The dispositive judgment on Obama’s executive actions on immigration (even though the Supreme Court failed to render one when it deadlocked 4-4 in United State v Texas) has been rendered by politics. Indications of partisanship can be found in the reaction to District Court Judge Andrew Hanen who was criticized for frequently sprinkling political commentary in his decisions about immigration including his decision in United States v Texas, which halted Obama’s Deferred Action for Parents of Americans program. Further evidence of the political divide on immigration is the split along ideological lines among the three-judge Fifth Circuit panel that affirmed Hanen’s decision.
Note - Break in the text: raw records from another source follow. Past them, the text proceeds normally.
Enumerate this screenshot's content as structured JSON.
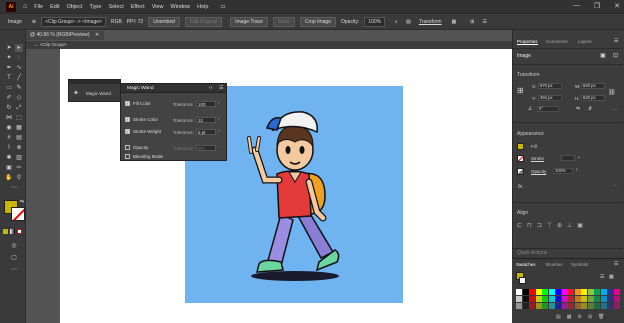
{
  "app": {
    "logo": "Ai"
  },
  "menu": [
    "File",
    "Edit",
    "Object",
    "Type",
    "Select",
    "Effect",
    "View",
    "Window",
    "Help"
  ],
  "window_controls": [
    "—",
    "❐",
    "✕"
  ],
  "control_bar": {
    "label": "Image",
    "selection": "<Clip Group> -> <Image>",
    "color_mode": "RGB",
    "ppi": "PPI: 72",
    "unembed": "Unembed",
    "edit_original": "Edit Original",
    "image_trace": "Image Trace",
    "mask": "Mask",
    "crop_image": "Crop Image",
    "opacity_label": "Opacity:",
    "opacity_value": "100%",
    "transform": "Transform"
  },
  "document": {
    "tab_title": "@ 40.86 % (RGB/Preview)",
    "breadcrumb": "<Clip Group>"
  },
  "magic_wand_tool_panel": {
    "label": "Magic Wand"
  },
  "magic_wand_panel": {
    "title": "Magic Wand",
    "rows": [
      {
        "label": "Fill Color",
        "checked": true,
        "tolerance_label": "Tolerance:",
        "tolerance": "100"
      },
      {
        "label": "Stroke Color",
        "checked": true,
        "tolerance_label": "Tolerance:",
        "tolerance": "32"
      },
      {
        "label": "Stroke Weight",
        "checked": true,
        "tolerance_label": "Tolerance:",
        "tolerance": "5 pt"
      },
      {
        "label": "Opacity",
        "checked": false,
        "tolerance_label": "Tolerance:",
        "tolerance": "5%"
      },
      {
        "label": "Blending Mode",
        "checked": false,
        "tolerance_label": "",
        "tolerance": ""
      }
    ]
  },
  "right_panel": {
    "tabs": [
      "Properties",
      "Comments",
      "Layers"
    ],
    "object_type": "Image",
    "transform": {
      "title": "Transform",
      "x_label": "X:",
      "x": "670 px",
      "w_label": "W:",
      "w": "620 px",
      "y_label": "Y:",
      "y": "384 px",
      "h_label": "H:",
      "h": "620 px",
      "angle_value": "0°"
    },
    "appearance": {
      "title": "Appearance",
      "fill_label": "Fill",
      "stroke_label": "Stroke",
      "opacity_label": "Opacity",
      "opacity_value": "100%"
    },
    "fx_label": "fx.",
    "align_title": "Align",
    "quick_actions_title": "Quick Actions",
    "swatches_tabs": [
      "Swatches",
      "Brushes",
      "Symbols"
    ]
  },
  "colors": {
    "artboard_bg": "#6fb4f1",
    "fill_swatch": "#c9b400",
    "swatch_row": [
      "#ffffff",
      "#000000",
      "#ff0000",
      "#ffff00",
      "#00ff00",
      "#00ffff",
      "#0000ff",
      "#ff00ff",
      "#ed1c24",
      "#f7941d",
      "#fff200",
      "#8dc63f",
      "#00a651",
      "#00aeef",
      "#2e3192",
      "#ec008c"
    ]
  }
}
Presently, the biggest constraint on the authority that a president may exercise on immigration policy is not constitutional but political in origin. Skirmishes between the national government and the states continue to erupt over immigration policy. These fights inevitably spill over to the federal judiciary, which is the tie-breaker in federalism disputes between the national government and the states. And as the battles move to the federal level, further fissures are exposed in these inter-branch fights. 

Despite the inaction toward sorely needed comprehensive immigration reform, the great irony is that the very federal system that was the source of so much of the constitutional conflict in the antebellum period may now be the safety valve. While the national government continues to suffer a debilitating stalemate on the immigration issue, varieties of reforms and innovations (both restrictive and pro-immigrant) have been going on for some time at the state and local levels in the absence of federal leadership. Rather than trying to work with a recalcitrant Congress, the new president might consider thinking out of the federal box and work to coordinate with governors and other state officials to make sure some immigration reforms take places at least on the state level.

Anna O. Law holds the Herbert Kurz Chair in Constitutional Rights in the department of political science at City University of New York, Brooklyn College. She teaches and conducts research in the areas of U.S. constitutional law and history and U.S. immigration law and history. She is the author of The Immigration Battle in American Courts (Cambridge 2010). Her current book project is on immigration federalism and slavery from the colonial period to 1882.